Last September, after Donald Trump appeared on The Tonight Show, we made the decision as a site not to feature any more clips from Jimmy Fallon’s show again until after the election. That Jimmy Fallon ban ended up running much longer; I’m not sure, but I don’t think we have featured any clips from The Tonight Show in nearly a year now. We were angry at Jimmy Fallon for normalizing Trump. We were angry at Jimmy Fallon for not standing up to the hate. We were angry at Jimmy Fallon for not choosing sides, for choosing ratings over country.
I don’t think Jimmy Fallon is a bad guy. I don’t think Jimmy Fallon is a racist. I don’t think that Jimmy Fallon supports the ideals of Donald Trump, but Fallon’s refusal to truly condemn Trump over the last year was both selfish and naive. And there are a lot of people who are going to watch this clip from last night, in which Fallon responds to the violence in Charlottesville and condemns Trump, and they are going to say, “It’s too little, too late, Jimmy.”
I get that.
I completely understand why someone would view that statement with cynicism (Fallon’s ratings, after all, have been eroding since last September, and after a commanding ratings lead in late night, he’s now fallen to number two behind Colbert). I completely understand why some might equate Fallon waiting this long to condemn Trump to Trump’s decision to wait two days to condemn white supremacists. He did it because he had to.
But, I’m also willing to allow for the possibility that Fallon has experienced some personal growth. He’s not a hateful guy — he’s a puppy dog. I don’t think he’s ever hated anything in his entire life. I think he was playing the wrong game, and that it took him way too long to realize it.
I’m not going to reject Fallon’s statement here. I think he’s being sincere; I’ve seen the man act. He sucks at it. This is not acting. And he’s unequivocal: “The fact that it took the President two days to come out and clearly denounce racism is shameful, and I think he finally spoke out because people everywhere stood up and said something. It’s important for everyone, especially white people in this country, to speak out. Ignoring it is just as bad as supporting it.”
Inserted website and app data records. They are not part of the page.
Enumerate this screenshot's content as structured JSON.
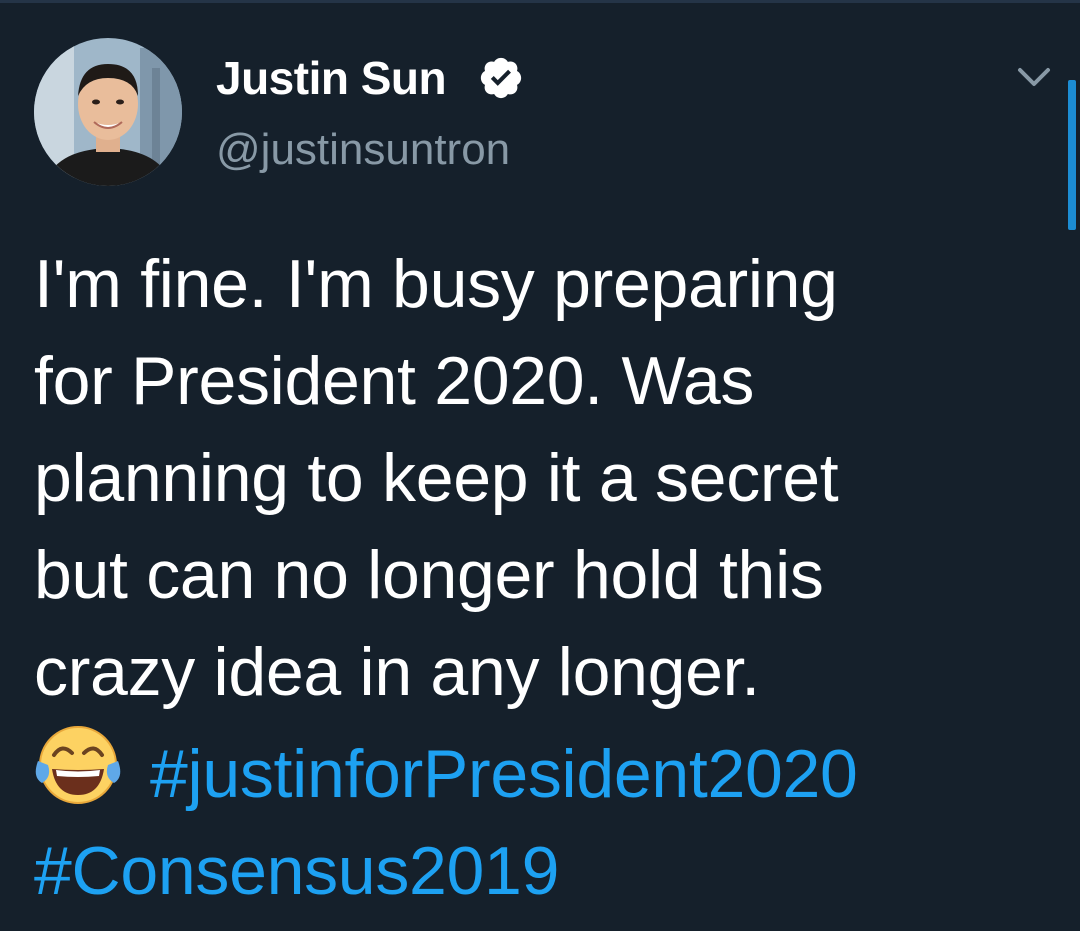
{
  "tweet": {
    "author": {
      "display_name": "Justin Sun",
      "handle": "@justinsuntron",
      "verified": true,
      "avatar_icon": "profile-photo"
    },
    "text_lines": [
      "I'm fine. I'm busy preparing",
      "for President 2020. Was",
      "planning to keep it a secret",
      "but can no longer hold this",
      "crazy idea in any longer."
    ],
    "emoji_icon": "face-with-tears-of-joy-icon",
    "hashtags": [
      "#justinforPresident2020",
      "#Consensus2019"
    ],
    "menu_icon": "chevron-down-icon"
  },
  "colors": {
    "background": "#15202b",
    "text": "#ffffff",
    "secondary_text": "#8899a6",
    "accent": "#1da1f2"
  }
}
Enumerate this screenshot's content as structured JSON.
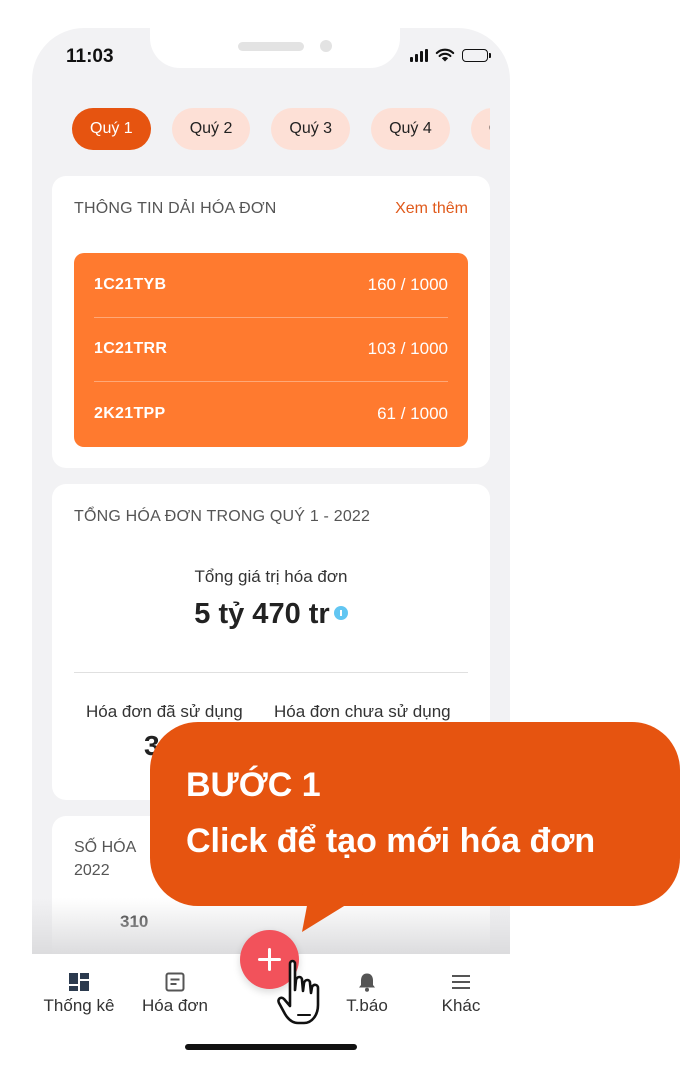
{
  "status_bar": {
    "time": "11:03"
  },
  "quarter_tabs": [
    "Quý 1",
    "Quý 2",
    "Quý 3",
    "Quý 4",
    "C"
  ],
  "invoice_ranges_card": {
    "title": "THÔNG TIN DẢI HÓA ĐƠN",
    "see_more": "Xem thêm",
    "ranges": [
      {
        "code": "1C21TYB",
        "usage": "160 / 1000"
      },
      {
        "code": "1C21TRR",
        "usage": "103 / 1000"
      },
      {
        "code": "2K21TPP",
        "usage": "61 / 1000"
      }
    ]
  },
  "totals_card": {
    "title": "TỔNG HÓA ĐƠN TRONG QUÝ 1 - 2022",
    "total_label": "Tổng giá trị hóa đơn",
    "total_value": "5 tỷ 470 tr",
    "used_label": "Hóa đơn đã sử dụng",
    "unused_label": "Hóa đơn chưa sử dụng",
    "used_value_partial": "3"
  },
  "count_card": {
    "title": "SỐ HÓA ĐƠN ... 2022",
    "title_line1": "SỐ HÓA",
    "title_line2": "2022",
    "bar_value": "310"
  },
  "bottom_nav": [
    {
      "label": "Thống kê",
      "icon": "dashboard-icon"
    },
    {
      "label": "Hóa đơn",
      "icon": "invoice-icon"
    },
    {
      "label": "T.báo",
      "icon": "bell-icon"
    },
    {
      "label": "Khác",
      "icon": "menu-icon"
    }
  ],
  "fab": {
    "icon": "plus-icon"
  },
  "callout": {
    "step": "BƯỚC 1",
    "text": "Click để tạo mới hóa đơn"
  },
  "colors": {
    "accent": "#e65410",
    "range_card": "#ff7a2f",
    "fab": "#f2525b",
    "tab_inactive": "#fde0d6",
    "info": "#62c6f2"
  }
}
He may as well have been speaking to himself, but I think he’s finally listening, too. It took him way too long to have his come to Jesus moment, but I’m honestly glad he came around. To put it in dating terms, I wouldn’t go out with this guy again — he’s hurt us too much — but I think we can be friendly now. I’m not going to be jumping into bed with Fallon, but if I see him on the street, I’ll wave politely.